Work instructions.
Give back the data below word for word. Any image in it should be left out.

Task material.
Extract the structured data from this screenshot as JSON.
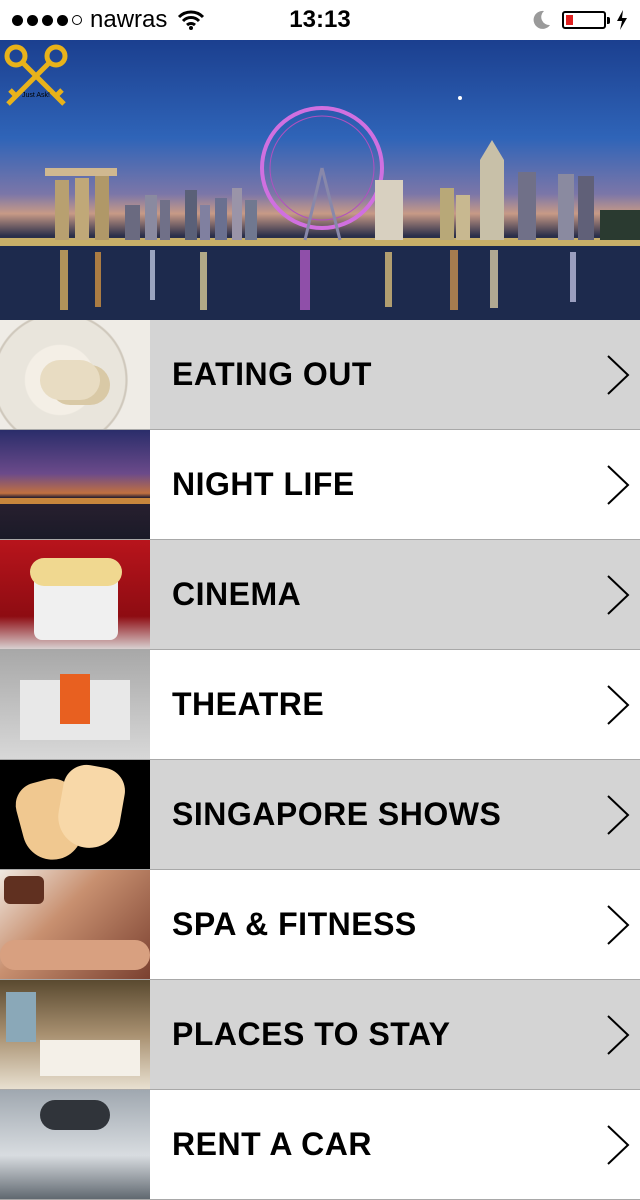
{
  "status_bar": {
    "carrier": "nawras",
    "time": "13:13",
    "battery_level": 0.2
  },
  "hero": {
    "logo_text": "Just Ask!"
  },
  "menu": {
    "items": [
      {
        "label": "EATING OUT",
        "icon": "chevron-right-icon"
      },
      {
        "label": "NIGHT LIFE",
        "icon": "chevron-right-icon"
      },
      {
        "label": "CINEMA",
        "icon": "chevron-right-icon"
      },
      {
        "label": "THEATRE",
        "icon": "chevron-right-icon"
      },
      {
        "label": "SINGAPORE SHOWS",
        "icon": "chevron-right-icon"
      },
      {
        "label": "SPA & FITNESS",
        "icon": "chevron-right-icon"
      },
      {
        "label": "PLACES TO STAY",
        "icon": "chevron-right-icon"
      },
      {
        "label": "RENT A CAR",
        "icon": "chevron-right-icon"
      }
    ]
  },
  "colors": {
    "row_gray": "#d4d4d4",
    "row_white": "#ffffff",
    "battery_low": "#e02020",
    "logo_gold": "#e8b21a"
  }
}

Response to this exercise.
Extract the structured data from this screenshot as JSON.
{
  "status_bar": {
    "carrier": "nawras",
    "time": "13:13",
    "battery_level": 0.2
  },
  "hero": {
    "logo_text": "Just Ask!"
  },
  "menu": {
    "items": [
      {
        "label": "EATING OUT",
        "icon": "chevron-right-icon"
      },
      {
        "label": "NIGHT LIFE",
        "icon": "chevron-right-icon"
      },
      {
        "label": "CINEMA",
        "icon": "chevron-right-icon"
      },
      {
        "label": "THEATRE",
        "icon": "chevron-right-icon"
      },
      {
        "label": "SINGAPORE SHOWS",
        "icon": "chevron-right-icon"
      },
      {
        "label": "SPA & FITNESS",
        "icon": "chevron-right-icon"
      },
      {
        "label": "PLACES TO STAY",
        "icon": "chevron-right-icon"
      },
      {
        "label": "RENT A CAR",
        "icon": "chevron-right-icon"
      }
    ]
  },
  "colors": {
    "row_gray": "#d4d4d4",
    "row_white": "#ffffff",
    "battery_low": "#e02020",
    "logo_gold": "#e8b21a"
  }
}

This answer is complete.